Aap, Vis, Boek is above all a book about books. To be precise: eighteenth-century biology books. It sets out the life and work of the Swedish doctor, botanist and zoologist Carolus Linnaeus (Carl von Linné, 1707-1778), a man who spent his entire life wrestling with the problem of classifying the world’s flora and fauna. Humans are really a species of ape, he believed. Another nice aspect – from the Dutch point of view – is that the place where Linnaeus’s star began to rise was Amsterdam. It was there that he not only visited libraries and menageries but also found a patron and published his first pioneering research.
The library of Amsterdam’s famous zoo Artis (contracted from Natura Artis Magistra) is now officially part of the library of the University of Amsterdam. Among its holdings is a major collection of books and prints having to do with the early years of Linnaeus’s career. Aap, Vis, Boek provides us with a most agreeable introduction to these treasures. Designer Frederik de Wal has arranged and presented the material with a sure hand; the panel were particularly enthusiastic about the well-considered, spacious and varied placing of the illustrations, and the book has a wonderful rhythm. The device of making the centreline of images of open books coincide with those of Aap, Vis, Boek itself has been expertly used and neatly exploits the way the book has been bound (Otabind). The quality of reproduction is excellent.

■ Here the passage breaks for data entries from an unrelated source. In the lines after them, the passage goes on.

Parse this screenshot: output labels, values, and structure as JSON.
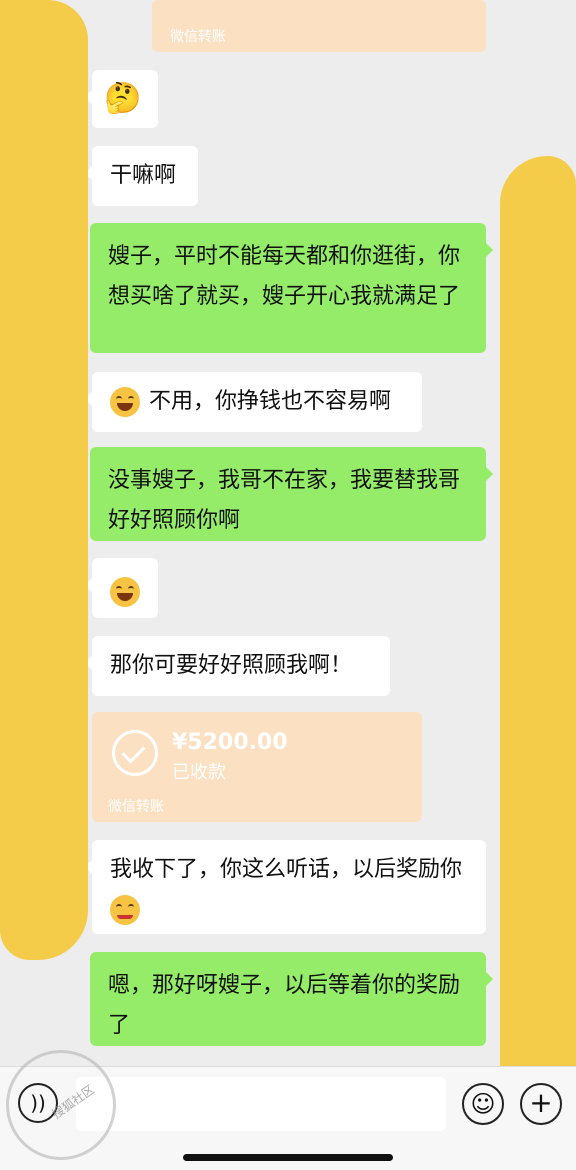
{
  "messages": {
    "m1_emoji": "🤔",
    "m2": "干嘛啊",
    "m3": "嫂子，平时不能每天都和你逛街，你想买啥了就买，嫂子开心我就满足了",
    "m4": "不用，你挣钱也不容易啊",
    "m5": "没事嫂子，我哥不在家，我要替我哥好好照顾你啊",
    "m6_emoji": "😁",
    "m7": "那你可要好好照顾我啊！",
    "m9": "我收下了，你这么听话，以后奖励你",
    "m10": "嗯，那好呀嫂子，以后等着你的奖励了"
  },
  "top_transfer": {
    "footer": "微信转账"
  },
  "transfer": {
    "amount": "¥5200.00",
    "status": "已收款",
    "footer": "微信转账"
  },
  "bottom_bar": {
    "voice_icon": "voice-icon",
    "emoji_icon": "emoji-icon",
    "plus_icon": "plus-icon"
  },
  "watermark": {
    "text": "搜狐社区"
  },
  "colors": {
    "background": "#ededed",
    "sent_bubble": "#95ec69",
    "received_bubble": "#ffffff",
    "transfer_card": "#fbe0c2",
    "cover_yellow": "#f4cc4a"
  }
}
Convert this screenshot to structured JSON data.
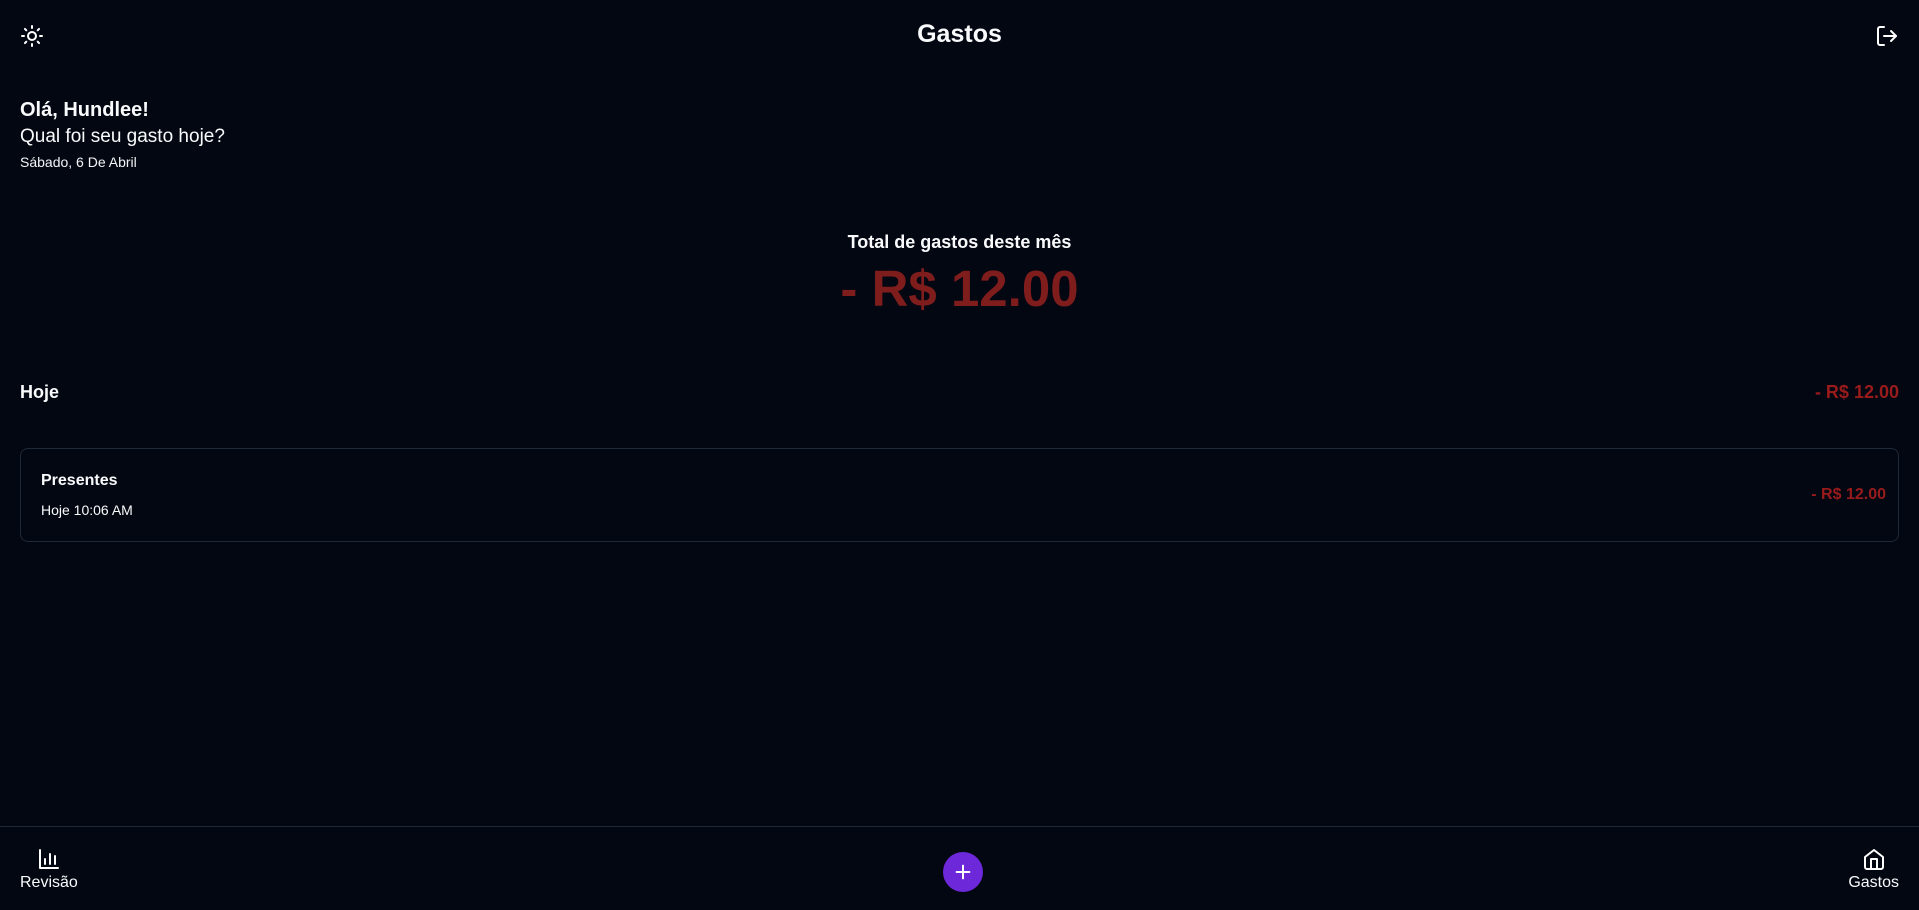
{
  "header": {
    "title": "Gastos",
    "theme_icon": "sun-icon",
    "logout_icon": "logout-icon"
  },
  "greeting": {
    "name": "Olá, Hundlee!",
    "question": "Qual foi seu gasto hoje?",
    "date": "Sábado, 6 De Abril"
  },
  "summary": {
    "label": "Total de gastos deste mês",
    "value": "- R$ 12.00"
  },
  "day_group": {
    "label": "Hoje",
    "total": "- R$ 12.00",
    "expenses": [
      {
        "category": "Presentes",
        "time": "Hoje 10:06 AM",
        "amount": "- R$ 12.00"
      }
    ]
  },
  "nav": {
    "review_label": "Revisão",
    "review_icon": "bar-chart-icon",
    "gastos_label": "Gastos",
    "gastos_icon": "home-icon",
    "add_icon": "plus-icon"
  },
  "colors": {
    "background": "#030712",
    "negative": "#991b1b",
    "accent": "#6d28d9",
    "border": "#1f2937"
  }
}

Typographically too the book is well thought-out and nicely presented. Fred Smeijers’s Arnhem typeface seems perfectly at home, partly perhaps because it is modelled on an eighteenth-century original.